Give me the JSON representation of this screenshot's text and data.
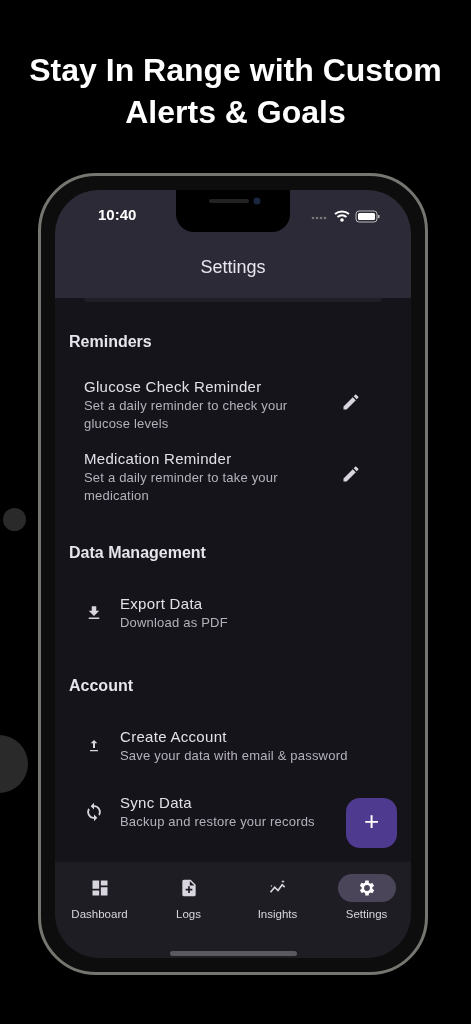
{
  "headline": "Stay In Range with Custom Alerts & Goals",
  "status_bar": {
    "time": "10:40"
  },
  "app_bar": {
    "title": "Settings"
  },
  "sections": [
    {
      "title": "Reminders",
      "items": [
        {
          "kind": "edit",
          "title": "Glucose Check Reminder",
          "subtitle": "Set a daily reminder to check your glucose levels"
        },
        {
          "kind": "edit",
          "title": "Medication Reminder",
          "subtitle": "Set a daily reminder to take your medication"
        }
      ]
    },
    {
      "title": "Data Management",
      "items": [
        {
          "kind": "download",
          "title": "Export Data",
          "subtitle": "Download as PDF"
        }
      ]
    },
    {
      "title": "Account",
      "items": [
        {
          "kind": "upload",
          "title": "Create Account",
          "subtitle": "Save your data with email & password"
        },
        {
          "kind": "sync",
          "title": "Sync Data",
          "subtitle": "Backup and restore your records"
        }
      ]
    }
  ],
  "fab": {
    "label": "+"
  },
  "bottom_nav": [
    {
      "kind": "dashboard",
      "label": "Dashboard",
      "selected": false
    },
    {
      "kind": "logs",
      "label": "Logs",
      "selected": false
    },
    {
      "kind": "insights",
      "label": "Insights",
      "selected": false
    },
    {
      "kind": "settings",
      "label": "Settings",
      "selected": true
    }
  ]
}
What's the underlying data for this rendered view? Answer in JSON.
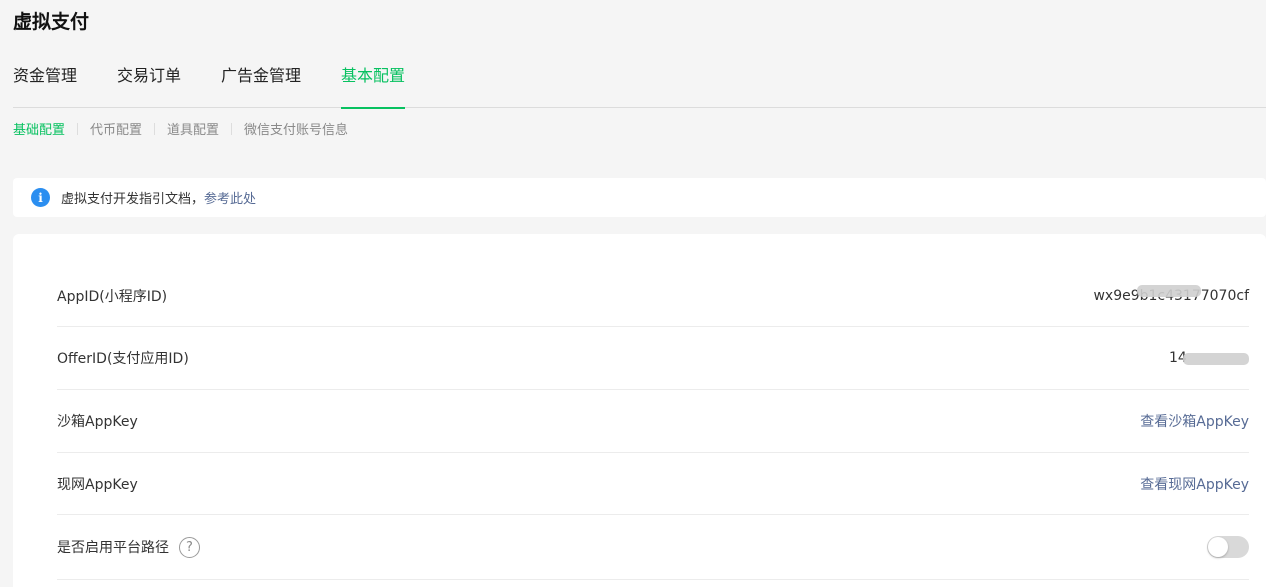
{
  "page_title": "虚拟支付",
  "main_tabs": [
    {
      "label": "资金管理"
    },
    {
      "label": "交易订单"
    },
    {
      "label": "广告金管理"
    },
    {
      "label": "基本配置"
    }
  ],
  "active_main_tab": "基本配置",
  "sub_tabs": [
    {
      "label": "基础配置"
    },
    {
      "label": "代币配置"
    },
    {
      "label": "道具配置"
    },
    {
      "label": "微信支付账号信息"
    }
  ],
  "active_sub_tab": "基础配置",
  "notice": {
    "text": "虚拟支付开发指引文档，",
    "link": "参考此处"
  },
  "settings": {
    "appid": {
      "label": "AppID(小程序ID)",
      "value": "wx9e9b1c43177070cf"
    },
    "offerid": {
      "label": "OfferID(支付应用ID)",
      "value": "14"
    },
    "sandbox_appkey": {
      "label": "沙箱AppKey",
      "link": "查看沙箱AppKey"
    },
    "live_appkey": {
      "label": "现网AppKey",
      "link": "查看现网AppKey"
    },
    "platform_path": {
      "label": "是否启用平台路径",
      "help": "?",
      "enabled": false
    }
  },
  "colors": {
    "accent": "#07c160",
    "link": "#576b95",
    "info": "#2b8ef0"
  }
}
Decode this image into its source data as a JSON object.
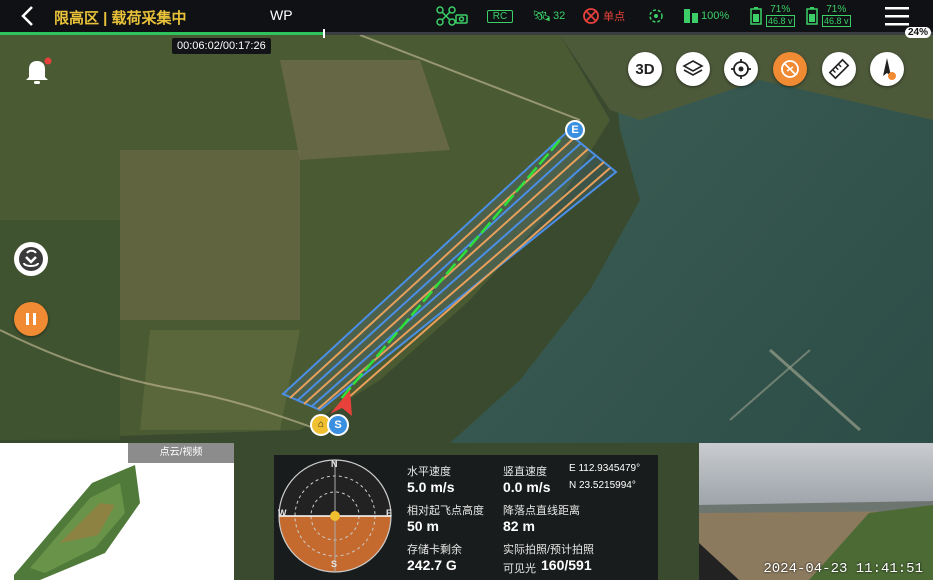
{
  "header": {
    "title": "限高区 | 载荷采集中",
    "mode": "WP",
    "status": {
      "rc_label": "RC",
      "satellites": "32",
      "positioning": "单点",
      "drone_battery": "100%",
      "battery1_pct": "71%",
      "battery1_volt": "46.8 v",
      "battery2_pct": "71%",
      "battery2_volt": "46.8 v"
    },
    "corner_pct": "24%"
  },
  "mission": {
    "elapsed_total": "00:06:02/00:17:26",
    "progress": 0.346
  },
  "map": {
    "buttons": [
      "3D",
      "layers",
      "locate",
      "no-fly",
      "measure",
      "compass"
    ],
    "start_marker": "S",
    "end_marker": "E"
  },
  "left_panel": {
    "tab_label": "点云/视频"
  },
  "telemetry": {
    "h_speed_label": "水平速度",
    "h_speed": "5.0 m/s",
    "v_speed_label": "竖直速度",
    "v_speed": "0.0 m/s",
    "longitude": "E 112.9345479°",
    "latitude": "N 23.5215994°",
    "alt_label": "相对起飞点高度",
    "alt": "50 m",
    "dist_label": "降落点直线距离",
    "dist": "82 m",
    "storage_label": "存储卡剩余",
    "storage": "242.7 G",
    "photo_label": "实际拍照/预计拍照",
    "photo_type": "可见光",
    "photos": "160/591",
    "radar_dirs": {
      "n": "N",
      "e": "E",
      "s": "S",
      "w": "W"
    }
  },
  "camera": {
    "timestamp": "2024-04-23 11:41:51"
  },
  "colors": {
    "accent_green": "#2fc35e",
    "title_yellow": "#e9c23a",
    "warning_red": "#e8413b",
    "orange": "#f08a33",
    "route_blue": "#4a8fe8",
    "route_done": "#2ee03a"
  }
}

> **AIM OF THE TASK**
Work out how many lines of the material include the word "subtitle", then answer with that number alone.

> **TASK SOLUTION**
5